Instructions to follow: Copy out the entries that follow exactly, leaving out the pictures.

+++

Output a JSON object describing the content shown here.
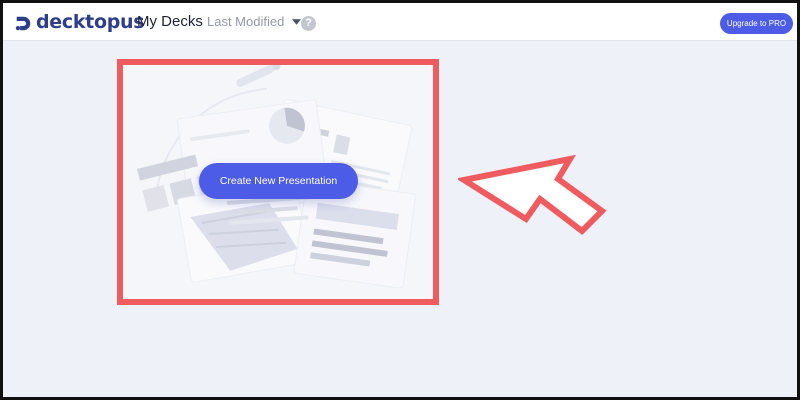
{
  "header": {
    "logo_text": "decktopus",
    "page_title": "My Decks",
    "sort_label": "Last Modified",
    "help_glyph": "?",
    "upgrade_label": "Upgrade to PRO"
  },
  "main": {
    "create_label": "Create New Presentation"
  },
  "icons": {
    "logo": "decktopus-logo-icon",
    "caret": "chevron-down-icon",
    "help": "help-circle-icon",
    "annotation": "pointer-arrow-annotation"
  },
  "colors": {
    "brand_navy": "#2f3e8c",
    "accent": "#4c5ce6",
    "page_background": "#eef1f8",
    "annotation_red": "#ef5b5e"
  }
}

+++

Output of the exercise:
Output a JSON object describing the content shown here.
{
  "header": {
    "logo_text": "decktopus",
    "page_title": "My Decks",
    "sort_label": "Last Modified",
    "help_glyph": "?",
    "upgrade_label": "Upgrade to PRO"
  },
  "main": {
    "create_label": "Create New Presentation"
  },
  "icons": {
    "logo": "decktopus-logo-icon",
    "caret": "chevron-down-icon",
    "help": "help-circle-icon",
    "annotation": "pointer-arrow-annotation"
  },
  "colors": {
    "brand_navy": "#2f3e8c",
    "accent": "#4c5ce6",
    "page_background": "#eef1f8",
    "annotation_red": "#ef5b5e"
  }
}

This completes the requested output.